In 2012, Hunke received a distinguished alumnus award from Golden Gate Baptist Theological Seminary (now Gateway Seminary); he received the distinction at the seminary’s Arizona campus in May of that year.

At that time, at the age of 88, he was helping plant another new church in Arizona and providing his home as the church’s place of worship.

A native of Taylor, Texas, Hunke enlisted in the Army after graduating from high school in Waco in 1942, serving three years in the U.S. Corp of Engineers and subsequently the Air Force in several states in electronics, engineering and aircraft mechanics.

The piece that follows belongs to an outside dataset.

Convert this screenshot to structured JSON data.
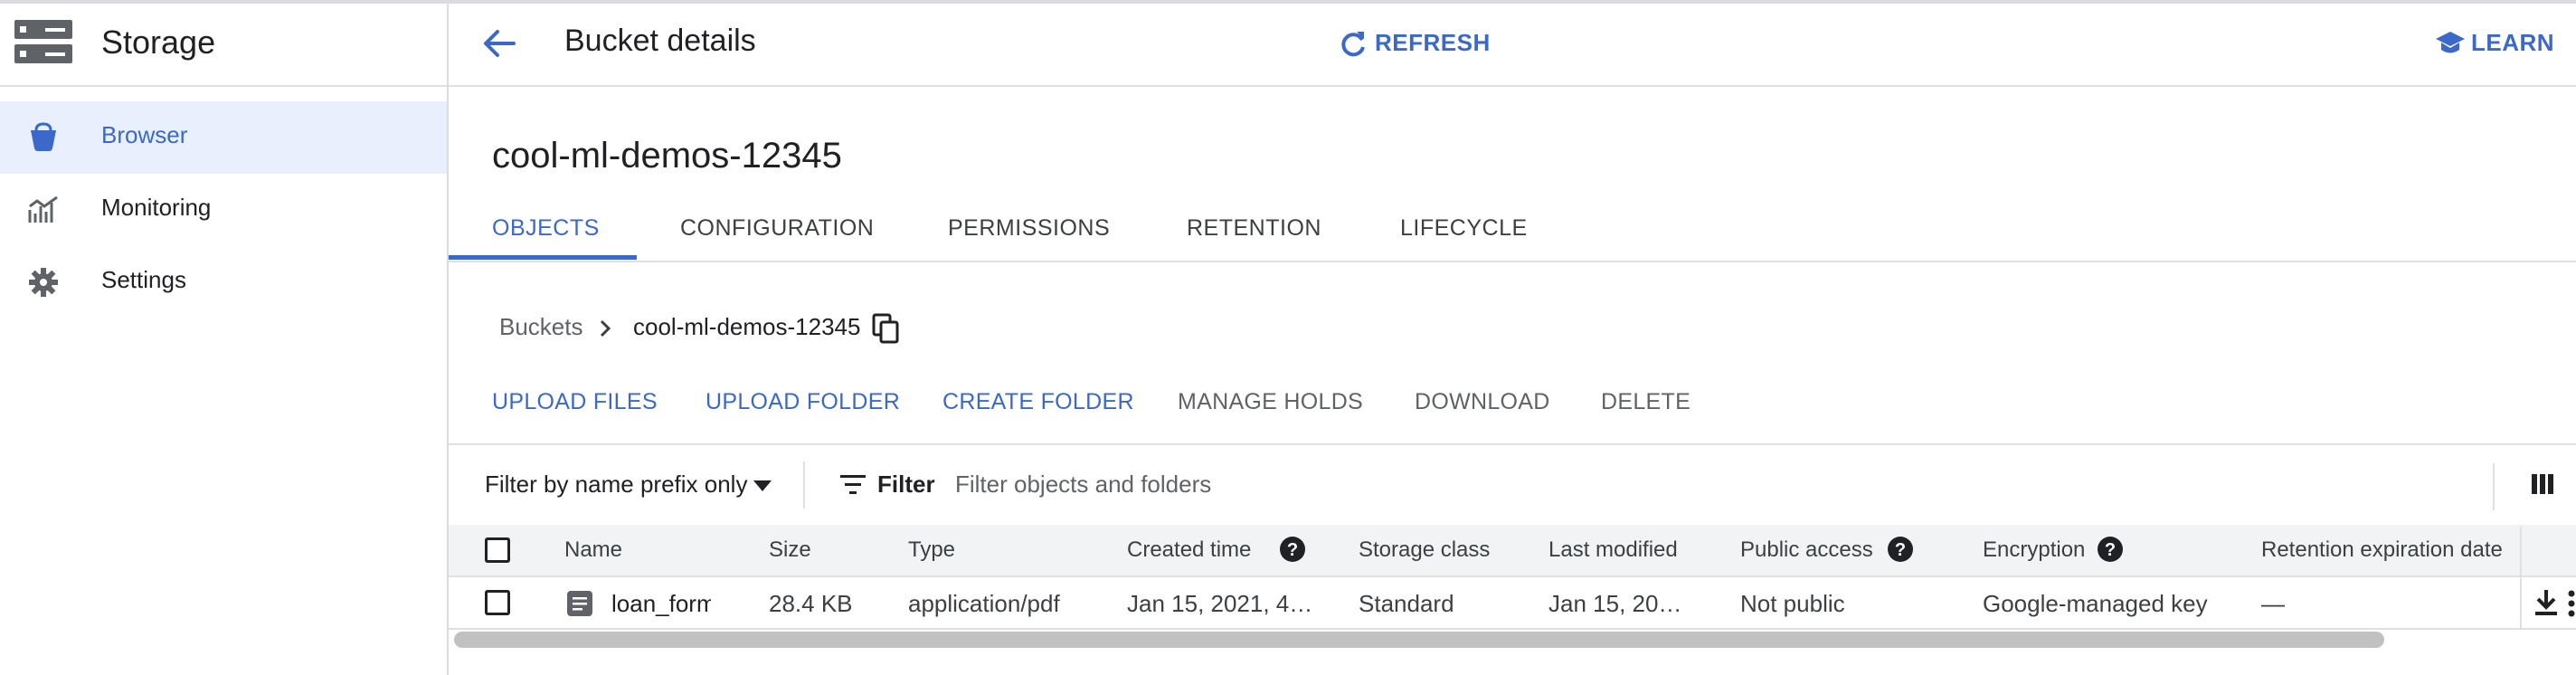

While in the military, Hunke made a profession of faith in Christ stemming from the witness of Clifford E. Clark, a state Home Mission Board evangelist. He was baptized in California’s chilly San Joaquin River by B. N. Lummus, another HMB state evangelist. He surrendered to preach in an Air Force chapel and was ordained by First Southern Baptist Church in Madera, Calif.

In addition to being a graduate of Golden Gate Theological Seminary, Hunke also earned degrees from Pacific Bible Institute and Fresno State University. In 1974, he earned a doctorate in education from Arizona State University.

He is survived by a daughter, Dixie, who led the Woman’s Missionary Union of the California Southern Baptist Convention during the 1980s and cared for her parents in Arizona when their health declined; two sons, David and Jim; and five grandsons.

A graveside service was held at Sedona Community Cemetery. In lieu of flowers, contributions may be made to the Annie Armstrong Easter Offering for North American Missions or the Lottie Moon Christmas Offering for International Missions.

–Compiled from Baptist Press and Gateway Seminary, with additional reporting by Elizabeth Young